-To Honduras and Back Again
-"La Roya" - A National Emergency
To Honduras and Back Again
In an attempt to hold onto a little bit of the sweetness of our recent trip to Honduras, I've changed the photo on my computer desktop to a view of our little cabin on the coffee farm where I spent my mornings reading on the front porch. Guillermo would get up early and go up to his parents house for coffee and conversation and then kindly sent our daughter and niece back to the cabin with a cup for me. The cows would come by to visit. The view of the mountain was amazing. All in all, it was delightful. You can see this picture and a few more in a slideshow of our trip on our Facebook page. You can also read highlights from our trip in the newsletter that follows.
In spite of all the bad news about violence and instability in Honduras, we found our family and the places they live to be largely uneffected. The 3 hour drive from San Pedro ("the murder capital of the world") was uneventful (pleasant even, with a stop for freshly picked pineapple at a roadside stand, and another stop at the Lago de Yahoa to soak up some sun near the beautiful mountain lake). We spent the first day and the last with Guillermo sisters who live side by side in a quiet colonia on the outskirts of Comayagua. We did a little shopping and made our customary evening visit to the city plaza. Up on the farm, we toured the coffee, talked about "la roya" a lot (see the next section for more on the spread and impact of coffee rust), enjoyed freshly baked bread and many cups of coffee, and generally passed the time in steady conversation and story telling. Mostly the weather was pleasantly warm, but a cold front did come through bringing chilly rain for a couple of days. Thankfully, Guillermo's brother Avilio had recently built a charming fireplace in his house to hold off the damp chill.
As hoped, we were able to give a financial update to the family and we negotiated quantity and price for our next coffee shipment. We also worked out a payment schedule works for all of us, providing them with funds when they need it most and giving us more cash flow flexibility and predictability.
"La Roya" - A National Emergency
As we mentioned above, the talk everywhere we went was the outbreak of "La Roya", coffee rust, that is devastating coffee harvests throughout Central America. La roya appears as an orange dust on the leaves compromising the plant's ability to photosynthesize and thus produce coffee berries. Leaves drop and berries are mostly empty. Instead of their usual lush green, coffee plantations are left looking like dead sticks poking out of the ground. And farmers are left without a harvest. The governments of Guatemala, Honduras and Costa Rica have declared national emergencies over the plague that threatens the livelihoods of coffee farmers, the farm workers who pick the coffee and the fragile economies of this region that depend largely on coffee exports. La roya isn't new (Guillermo's father, Maximo, was hard hit when it wiped out his crop back in the 80's), but this year's outbreak is being called the worst ever in this part of the world.
There are mixed opinions on the cause.

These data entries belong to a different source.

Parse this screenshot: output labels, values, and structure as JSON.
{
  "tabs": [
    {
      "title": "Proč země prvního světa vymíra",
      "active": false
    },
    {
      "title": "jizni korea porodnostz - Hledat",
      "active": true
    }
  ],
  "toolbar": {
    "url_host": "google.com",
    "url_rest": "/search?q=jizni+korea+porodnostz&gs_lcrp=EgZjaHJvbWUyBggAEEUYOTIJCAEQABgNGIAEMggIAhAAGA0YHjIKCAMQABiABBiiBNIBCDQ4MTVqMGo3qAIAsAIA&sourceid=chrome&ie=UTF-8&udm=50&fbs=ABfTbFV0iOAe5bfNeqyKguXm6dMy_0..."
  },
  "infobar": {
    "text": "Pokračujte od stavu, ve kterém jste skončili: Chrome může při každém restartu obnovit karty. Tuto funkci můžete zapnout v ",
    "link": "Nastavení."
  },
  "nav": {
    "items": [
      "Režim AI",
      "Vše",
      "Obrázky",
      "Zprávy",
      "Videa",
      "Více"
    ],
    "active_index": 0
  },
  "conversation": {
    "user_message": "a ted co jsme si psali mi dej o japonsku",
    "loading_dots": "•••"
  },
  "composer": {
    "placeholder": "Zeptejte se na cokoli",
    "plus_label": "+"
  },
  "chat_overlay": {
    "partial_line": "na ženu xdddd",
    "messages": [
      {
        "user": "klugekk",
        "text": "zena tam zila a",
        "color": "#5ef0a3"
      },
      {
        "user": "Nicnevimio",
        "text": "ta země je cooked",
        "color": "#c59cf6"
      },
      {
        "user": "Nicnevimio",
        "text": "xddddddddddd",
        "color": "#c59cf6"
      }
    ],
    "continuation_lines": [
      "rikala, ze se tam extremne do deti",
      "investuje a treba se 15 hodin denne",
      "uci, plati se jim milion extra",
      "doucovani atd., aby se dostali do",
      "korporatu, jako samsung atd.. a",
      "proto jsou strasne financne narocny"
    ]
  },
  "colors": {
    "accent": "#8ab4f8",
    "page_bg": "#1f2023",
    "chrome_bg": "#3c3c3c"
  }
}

One organic coffee researcher, John Vandermeer hypothesizes the growth of larger sun plantations with intensive use of pesticides and fungicides has wiped out helpful organisms that kept the fungus in control. Others take the opposite position, pointing to poor management and patchy use of fungicides that had kept the disease under control until now. Many point to changing rainfall patterns due to climate change. Guillermo's brothers said they experienced days of light rain, then sun, then more rain etc -- and the constant mix of moisture and heat created the ideal situation for the fungus to spread. (They are also seeing changes in the annual coffee plant cycle. We saw a few trees that were already blooming, something that usually happens in May or June, meaning some of the coffee could be ready to harvest as early as September this year instead of the usual November and December!)
Although, many of the government responses to the coffee rust crisis involve funds to buy fungicides, there is doubt that they will be effective. What is really needed and what our family members have been doing, is cutting down the infected plants and planting new varieties that are more resistent. But this is a hard solution because it means waiting 3-4 years for new plants to begin producing. Thankfully for our family (and for your coffee supply), a good portion of their coffee already included coffee varieties that are resistent to the fungus. We saw bare plants (mostly of the Catura varieties that are being hit hard) right next lush green plants with healthy coffee production (these were of Catimor varieties like Lempira and Cafe 90 that had been developed in Honduras). So we are quite hopeful we will have a steady coffee supply this year and next. Even as we feel for the many farmers throughout the region that are facing a tragedy.
In addition to our trip slideshow, we've linked to lots of great articles and videos about this situation on our Facebook page. (Check it out, and while you are there be sure to "like" us and share us with your friends.)